For every artist, the rains have been a creative hotspot. Each artist has presented the rains in their own unique flavor adding more color and vibrancy to the season. Across genres, monsoon has meant different things and held a great place of significance. Usually musicians flirt around themes like introspection, waiting for a loved one, romance, sadness, joy, or painting contrasting imagery using the rain as a metaphor. However, no matter how overrated any of these themes maybe, every musician still yearns to sing about the rains in one way or the other.
This monsoon, here are some picks for every listener.
For an avid Carnatic listener, the Pallavi composed in raaga Varunapriya by U. Srinivas specifically seems to enhance the joy in experiencing the rains in a very subtle but beautiful way, ornamenting each drop intricately. Varunapriya as a raga is one of the most popular picks for monsoons besides raaga Amruthavarshini. Srinivas’s seamless journey across Varunapriya, Vasantha and Malayamaarutha ragas coupled with the rains are an indulgence of a different level.
An interesting raag Hindustani lovers can to listen to on a cloudy afternoon with mild showers is raag Multani by Pt. Venkatesh Kumar. His renditions in this raag create a contrasting soundscape with mild showers in the view emanating the Dharwad style of Hindustani music. Renditions by Ustad Bade Ghulam Ali Khan, Pt. Mallikarjun Mansur, Kishori Amonkar are equally captivating in their own way.
Dear, Western classical music lovers, Maurice Ravel’s “Jeux d’eau” is a personal favourite. The piece reflects the sounds water makes as it cascades, splashes, and bubbles through brooks. Water pieces in general impersonate the rains in different ways making each piece unique in its own way. Vivaldi’s “Four Seasons” and Tchaikovsky’s “The Seasons” are probably two of the most popular monsoon pieces, still remaining fresh and relevant.
For the younger, Indie music lovers, “What color is your raindrop” by Tajdar Junaid seems to convey the joy of rains in its simple humming and arrangement that really works for a comfortable listen, leaving a smile on your face at the end of the song. Its mild and earthy rhythms, simple guitars, and sensitive vocals just hit the spot for a rainy afternoon. Songs in the same soundscape by artists like Prateek Kuhad, or Norah Jones, or even Tom Waits just do the trick for a soulful comforting listen.

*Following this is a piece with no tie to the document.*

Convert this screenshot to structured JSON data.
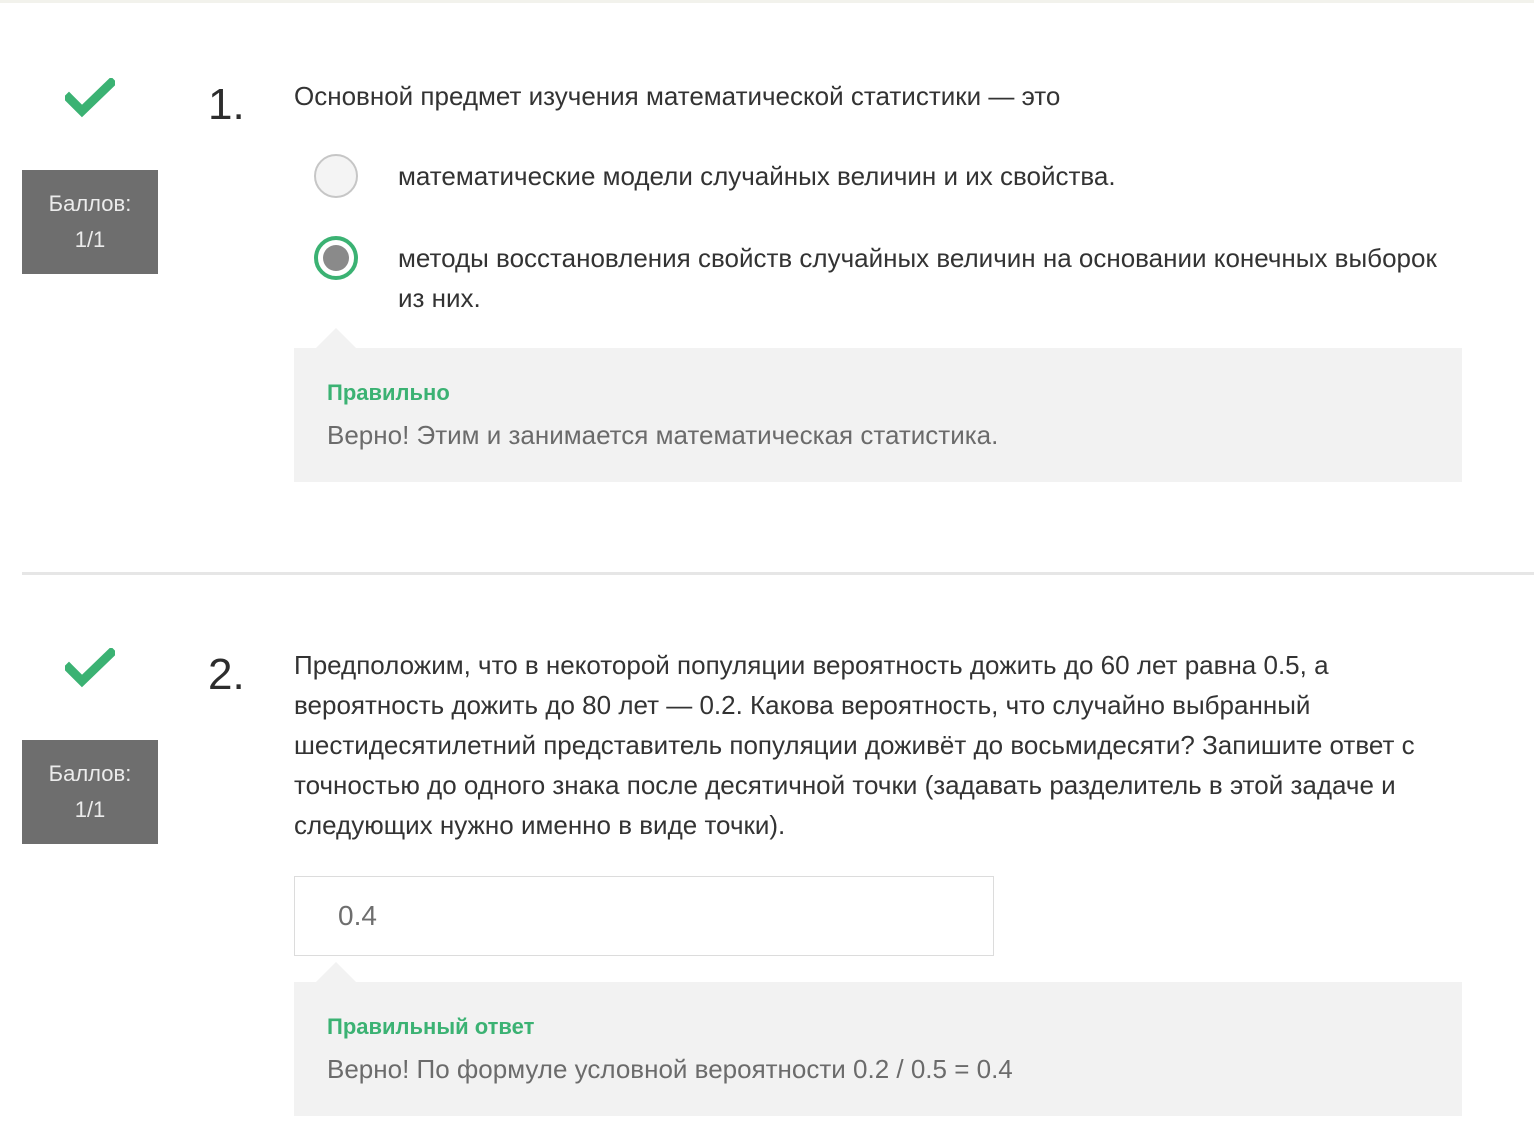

Filmi listeners are just as spoilt for choice like classical music enthusiasts. Be it Rafi’s classics, Ilairaja’s evergreen romantic songs, AR, Amit Trivedi, Vishal Bharadwaj, the list just goes on! Picks – “Shauk Hain” and “Munbe Vaa” by AR Rahman, “Pani Pani Re” by Vishal Bharadwaj, “Chaudhary” by Amit Trivedi, “Deewana Hua Badal” by Omkar Prasad Nayyar, and an endless list of retro songs by the most loved male and female playback singers.
There’s so much clutter in the fusion music genre that picking well fused albums or tracks can get really difficult. However, Vladishwar Nadishana’s “Shu Khur” from his album “Zero Density” with Kuckhermann and Metz instantly makes you groove without wanting to change the song. The soundscape he creates is light and full of life. Another interesting band from Boston called Natraj feature a song called “Kale Nutsu” in their album “Song of the Swan” that plays contemporary jazz music with influences from African and Indian music. All the songs in their album make for a well-blended fusion jazz album.